John Straw, author of iDisrupted and serial entrepreneur, sets the scene for his session at Housing Finance 2018 in March – how the sector can make the most of rapid social and technological change.
Welcome to 2018 and all that it holds. My theme for the year is 'technomics' – the Venn diagram between economics and technology. I want to explore how technology will have a profound effect on economic structure in the very short-term future, looking at a specific case study where technology disruption will lead to a profound economic/political change.
I want to first state a principle I hold dear: profit comes from friction, ie, an organisation that makes something easy from something difficult extracts profit by creating efficiency.
So let's take a look at bananas. The UK throws away 1.5m bananas every day because we can't accurately measure demand at the right place, in the right quantity, at the right price. As a result, there is an array of intermediaries in the value chain that try to make things smoother and increase efficiency in return for revenue.
We have producers, wholesalers, shippers, retailers and of course, the consumer. However, communication between players, except at the base level of "how many do you want? where? when?” is minimal.
Now let's introduce the Internet of Things. Using an edible sensor embedded in a banana we can get real-time consumption data transmitted to a smart fridge that connects via an API to a supermarket, which in turn connects to the supply chain and finally the producer. All of a sudden we have a complete, end to end, view of banana consumption, which allows us to put the right numbers of bananas in the right place at the right time. Excellent – we've created huge efficiency in the system and avoided massive wastage.

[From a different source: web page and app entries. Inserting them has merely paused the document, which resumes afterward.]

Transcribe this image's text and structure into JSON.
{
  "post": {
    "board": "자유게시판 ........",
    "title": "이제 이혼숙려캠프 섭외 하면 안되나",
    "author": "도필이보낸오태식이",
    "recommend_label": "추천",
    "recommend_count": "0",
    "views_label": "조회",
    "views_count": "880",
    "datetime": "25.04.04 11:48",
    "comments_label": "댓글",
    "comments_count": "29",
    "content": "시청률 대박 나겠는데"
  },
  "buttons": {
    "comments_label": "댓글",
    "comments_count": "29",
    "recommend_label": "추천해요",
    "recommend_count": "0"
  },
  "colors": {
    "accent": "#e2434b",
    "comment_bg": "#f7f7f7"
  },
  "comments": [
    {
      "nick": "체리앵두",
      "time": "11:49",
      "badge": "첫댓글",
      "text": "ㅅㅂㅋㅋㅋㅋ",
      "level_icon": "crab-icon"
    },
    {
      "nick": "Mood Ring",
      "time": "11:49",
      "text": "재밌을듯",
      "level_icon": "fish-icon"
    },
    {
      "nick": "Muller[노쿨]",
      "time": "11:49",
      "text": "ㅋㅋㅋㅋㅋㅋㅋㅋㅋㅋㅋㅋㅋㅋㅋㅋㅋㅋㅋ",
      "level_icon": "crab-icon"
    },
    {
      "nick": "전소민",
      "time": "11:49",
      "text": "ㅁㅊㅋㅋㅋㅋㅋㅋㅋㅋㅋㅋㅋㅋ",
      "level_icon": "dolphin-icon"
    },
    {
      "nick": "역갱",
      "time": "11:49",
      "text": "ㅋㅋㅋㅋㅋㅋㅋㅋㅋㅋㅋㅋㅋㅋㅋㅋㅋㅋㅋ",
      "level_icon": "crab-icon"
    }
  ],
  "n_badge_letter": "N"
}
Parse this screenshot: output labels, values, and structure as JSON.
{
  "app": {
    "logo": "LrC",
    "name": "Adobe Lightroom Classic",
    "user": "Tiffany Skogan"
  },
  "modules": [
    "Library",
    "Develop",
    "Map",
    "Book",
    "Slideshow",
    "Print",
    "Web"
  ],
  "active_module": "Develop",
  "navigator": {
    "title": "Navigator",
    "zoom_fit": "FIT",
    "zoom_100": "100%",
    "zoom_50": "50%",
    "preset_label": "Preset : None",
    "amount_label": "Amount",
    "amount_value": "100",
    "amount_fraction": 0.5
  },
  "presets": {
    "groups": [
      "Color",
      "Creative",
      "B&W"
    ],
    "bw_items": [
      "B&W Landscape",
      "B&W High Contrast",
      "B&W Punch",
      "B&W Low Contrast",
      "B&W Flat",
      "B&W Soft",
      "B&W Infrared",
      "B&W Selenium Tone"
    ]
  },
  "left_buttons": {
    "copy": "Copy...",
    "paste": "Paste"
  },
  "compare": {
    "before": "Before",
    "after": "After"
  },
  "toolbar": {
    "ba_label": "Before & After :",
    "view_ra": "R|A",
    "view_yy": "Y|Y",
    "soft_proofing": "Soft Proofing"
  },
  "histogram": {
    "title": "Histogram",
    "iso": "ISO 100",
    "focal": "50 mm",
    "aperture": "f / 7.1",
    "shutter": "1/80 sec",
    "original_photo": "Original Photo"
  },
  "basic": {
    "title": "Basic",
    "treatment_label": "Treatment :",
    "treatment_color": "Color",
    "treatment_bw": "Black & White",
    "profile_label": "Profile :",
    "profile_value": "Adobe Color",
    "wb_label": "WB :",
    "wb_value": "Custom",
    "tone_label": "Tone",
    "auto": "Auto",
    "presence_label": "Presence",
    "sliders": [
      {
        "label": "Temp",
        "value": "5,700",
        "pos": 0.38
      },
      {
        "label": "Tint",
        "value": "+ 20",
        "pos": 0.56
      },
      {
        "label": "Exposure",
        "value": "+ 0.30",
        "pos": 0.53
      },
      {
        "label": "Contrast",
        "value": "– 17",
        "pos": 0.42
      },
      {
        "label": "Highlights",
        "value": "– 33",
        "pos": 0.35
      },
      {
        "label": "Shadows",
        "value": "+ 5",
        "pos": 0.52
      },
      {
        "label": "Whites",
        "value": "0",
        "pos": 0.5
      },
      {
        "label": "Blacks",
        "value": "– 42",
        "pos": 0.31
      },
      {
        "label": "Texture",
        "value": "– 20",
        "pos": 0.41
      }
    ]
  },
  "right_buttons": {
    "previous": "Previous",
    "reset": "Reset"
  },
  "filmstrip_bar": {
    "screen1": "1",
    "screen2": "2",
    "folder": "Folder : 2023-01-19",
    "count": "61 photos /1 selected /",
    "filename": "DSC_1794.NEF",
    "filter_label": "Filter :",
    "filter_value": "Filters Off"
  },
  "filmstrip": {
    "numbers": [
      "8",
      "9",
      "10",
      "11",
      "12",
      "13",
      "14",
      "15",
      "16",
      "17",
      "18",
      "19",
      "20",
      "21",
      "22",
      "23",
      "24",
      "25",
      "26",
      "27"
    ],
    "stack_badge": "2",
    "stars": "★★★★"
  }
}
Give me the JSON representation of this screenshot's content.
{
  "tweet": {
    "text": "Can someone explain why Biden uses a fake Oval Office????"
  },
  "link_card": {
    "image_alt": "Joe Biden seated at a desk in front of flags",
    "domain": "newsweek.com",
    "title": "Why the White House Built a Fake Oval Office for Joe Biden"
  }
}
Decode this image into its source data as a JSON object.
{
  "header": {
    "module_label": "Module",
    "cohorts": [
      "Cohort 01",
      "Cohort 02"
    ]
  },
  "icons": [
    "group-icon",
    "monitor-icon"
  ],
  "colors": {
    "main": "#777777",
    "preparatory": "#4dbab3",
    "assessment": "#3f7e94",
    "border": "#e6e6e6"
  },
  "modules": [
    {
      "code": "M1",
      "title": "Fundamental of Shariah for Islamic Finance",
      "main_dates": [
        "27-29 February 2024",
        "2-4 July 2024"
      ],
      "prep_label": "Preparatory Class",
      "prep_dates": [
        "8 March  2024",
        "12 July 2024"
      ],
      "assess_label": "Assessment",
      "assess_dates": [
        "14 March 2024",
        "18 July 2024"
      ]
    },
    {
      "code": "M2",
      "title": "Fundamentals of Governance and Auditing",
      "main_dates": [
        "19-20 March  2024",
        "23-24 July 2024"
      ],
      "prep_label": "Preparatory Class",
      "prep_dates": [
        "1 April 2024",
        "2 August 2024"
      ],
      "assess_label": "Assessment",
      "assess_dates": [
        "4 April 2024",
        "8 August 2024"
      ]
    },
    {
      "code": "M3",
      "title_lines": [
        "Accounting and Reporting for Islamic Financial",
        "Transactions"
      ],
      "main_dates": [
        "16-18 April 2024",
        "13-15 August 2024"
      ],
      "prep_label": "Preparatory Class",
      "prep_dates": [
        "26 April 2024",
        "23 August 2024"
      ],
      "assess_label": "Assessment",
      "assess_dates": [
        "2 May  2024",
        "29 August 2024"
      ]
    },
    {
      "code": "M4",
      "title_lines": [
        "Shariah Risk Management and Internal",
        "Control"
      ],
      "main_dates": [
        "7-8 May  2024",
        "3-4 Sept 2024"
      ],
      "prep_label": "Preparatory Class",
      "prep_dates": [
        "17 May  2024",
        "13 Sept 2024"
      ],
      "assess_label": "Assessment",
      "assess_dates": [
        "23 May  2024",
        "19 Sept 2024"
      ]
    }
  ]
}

However, to go back to that principle I stated early on – if friction all but disappears, so does the profit. Suddenly, the new super efficiency creates an opportunity for those companies most efficient in the supply chain to drive down price in order to increase market share. This starts to tread into an area of economics called the "economics of abundance" where there is hardly enough profit to create even the opportunity to ship bananas from the producer. What profit remains in the chain goes to the new intermediaries – in this case the technology company providing the technology Internet of Things platform.
You might be asking at this point, where does that lead us economically? Firstly, there is little profit in the banana business and what there is, is transferred to the technology companies who have "efficient methods for moving profit around into tax havens" (not my words). From a political perspective, jobs go and so, as a direct result, do tax receipts from the employers in the chain and their employees. That's technomics for you.
Economically and politically, we're not even close to equipped to deal with this strategic and structural disruption and it needs an urgent, deep debate to come up with appropriate solutions. I’m looking forward to delving into this with you all at the conference.